RECORDS PROVIDED Start Marker

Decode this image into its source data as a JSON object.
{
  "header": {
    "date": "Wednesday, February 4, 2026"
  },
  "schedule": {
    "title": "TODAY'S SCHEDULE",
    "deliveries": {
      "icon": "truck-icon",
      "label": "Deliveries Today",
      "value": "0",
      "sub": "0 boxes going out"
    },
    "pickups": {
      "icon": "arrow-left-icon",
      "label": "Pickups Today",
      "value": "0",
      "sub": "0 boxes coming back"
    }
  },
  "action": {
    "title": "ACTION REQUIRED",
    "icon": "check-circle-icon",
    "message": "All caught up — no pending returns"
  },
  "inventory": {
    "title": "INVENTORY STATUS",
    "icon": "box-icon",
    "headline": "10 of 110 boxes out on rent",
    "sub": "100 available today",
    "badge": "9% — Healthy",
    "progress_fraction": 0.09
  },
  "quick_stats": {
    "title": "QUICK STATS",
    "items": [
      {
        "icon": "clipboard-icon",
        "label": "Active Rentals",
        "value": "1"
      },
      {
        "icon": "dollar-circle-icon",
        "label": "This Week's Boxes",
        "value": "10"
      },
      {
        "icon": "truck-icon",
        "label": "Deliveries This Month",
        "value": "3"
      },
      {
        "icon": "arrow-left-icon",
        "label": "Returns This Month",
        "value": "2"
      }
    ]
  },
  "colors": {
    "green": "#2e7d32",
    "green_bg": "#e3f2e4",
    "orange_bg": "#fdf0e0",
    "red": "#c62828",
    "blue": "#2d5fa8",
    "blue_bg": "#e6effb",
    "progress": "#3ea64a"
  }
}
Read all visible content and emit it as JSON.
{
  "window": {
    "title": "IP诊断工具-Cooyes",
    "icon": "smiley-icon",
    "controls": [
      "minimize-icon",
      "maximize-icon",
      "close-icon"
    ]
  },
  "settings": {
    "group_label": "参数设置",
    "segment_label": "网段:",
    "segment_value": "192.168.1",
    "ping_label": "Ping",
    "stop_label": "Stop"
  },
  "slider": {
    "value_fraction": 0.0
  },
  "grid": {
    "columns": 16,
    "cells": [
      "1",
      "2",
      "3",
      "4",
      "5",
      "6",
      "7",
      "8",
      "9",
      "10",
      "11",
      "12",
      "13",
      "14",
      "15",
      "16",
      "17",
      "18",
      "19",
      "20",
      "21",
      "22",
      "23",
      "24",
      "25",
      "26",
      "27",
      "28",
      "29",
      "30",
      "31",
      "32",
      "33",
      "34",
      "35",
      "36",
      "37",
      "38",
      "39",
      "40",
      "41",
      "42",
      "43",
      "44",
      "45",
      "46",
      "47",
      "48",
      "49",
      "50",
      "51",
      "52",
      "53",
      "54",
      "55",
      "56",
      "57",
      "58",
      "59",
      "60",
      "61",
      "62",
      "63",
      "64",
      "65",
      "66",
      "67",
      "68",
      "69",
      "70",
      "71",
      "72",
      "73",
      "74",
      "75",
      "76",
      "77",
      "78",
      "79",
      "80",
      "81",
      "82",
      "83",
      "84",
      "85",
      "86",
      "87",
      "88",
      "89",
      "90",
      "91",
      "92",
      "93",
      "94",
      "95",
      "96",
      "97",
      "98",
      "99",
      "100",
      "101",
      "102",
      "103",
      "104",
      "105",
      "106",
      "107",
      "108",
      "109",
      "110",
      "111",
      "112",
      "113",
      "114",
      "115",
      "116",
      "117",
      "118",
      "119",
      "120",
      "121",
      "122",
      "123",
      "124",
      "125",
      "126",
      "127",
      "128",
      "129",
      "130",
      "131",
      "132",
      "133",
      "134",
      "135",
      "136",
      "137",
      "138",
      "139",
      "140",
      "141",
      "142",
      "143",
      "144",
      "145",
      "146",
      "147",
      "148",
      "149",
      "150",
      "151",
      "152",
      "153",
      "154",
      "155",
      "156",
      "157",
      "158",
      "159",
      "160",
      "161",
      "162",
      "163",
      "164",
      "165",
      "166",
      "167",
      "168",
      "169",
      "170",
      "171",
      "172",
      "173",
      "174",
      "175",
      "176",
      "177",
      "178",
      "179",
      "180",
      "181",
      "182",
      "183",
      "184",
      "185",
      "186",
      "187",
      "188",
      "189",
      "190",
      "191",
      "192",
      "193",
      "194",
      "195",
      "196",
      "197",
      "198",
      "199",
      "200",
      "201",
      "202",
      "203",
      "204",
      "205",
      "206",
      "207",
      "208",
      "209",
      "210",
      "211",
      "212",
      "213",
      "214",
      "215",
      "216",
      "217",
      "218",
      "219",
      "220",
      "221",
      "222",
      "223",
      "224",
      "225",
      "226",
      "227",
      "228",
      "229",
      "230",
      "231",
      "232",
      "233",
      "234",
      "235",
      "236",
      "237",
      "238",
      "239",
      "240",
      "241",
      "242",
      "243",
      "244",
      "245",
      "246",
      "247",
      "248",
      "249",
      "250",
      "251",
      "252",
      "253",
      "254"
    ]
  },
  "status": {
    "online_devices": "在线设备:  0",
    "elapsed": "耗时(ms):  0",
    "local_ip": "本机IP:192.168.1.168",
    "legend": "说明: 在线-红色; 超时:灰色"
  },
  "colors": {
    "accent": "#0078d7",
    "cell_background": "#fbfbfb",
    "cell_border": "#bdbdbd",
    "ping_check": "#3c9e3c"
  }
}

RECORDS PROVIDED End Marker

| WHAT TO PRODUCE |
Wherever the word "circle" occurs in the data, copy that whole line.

| SOLUTION |
    "icon": "check-circle-icon",
        "icon": "dollar-circle-icon",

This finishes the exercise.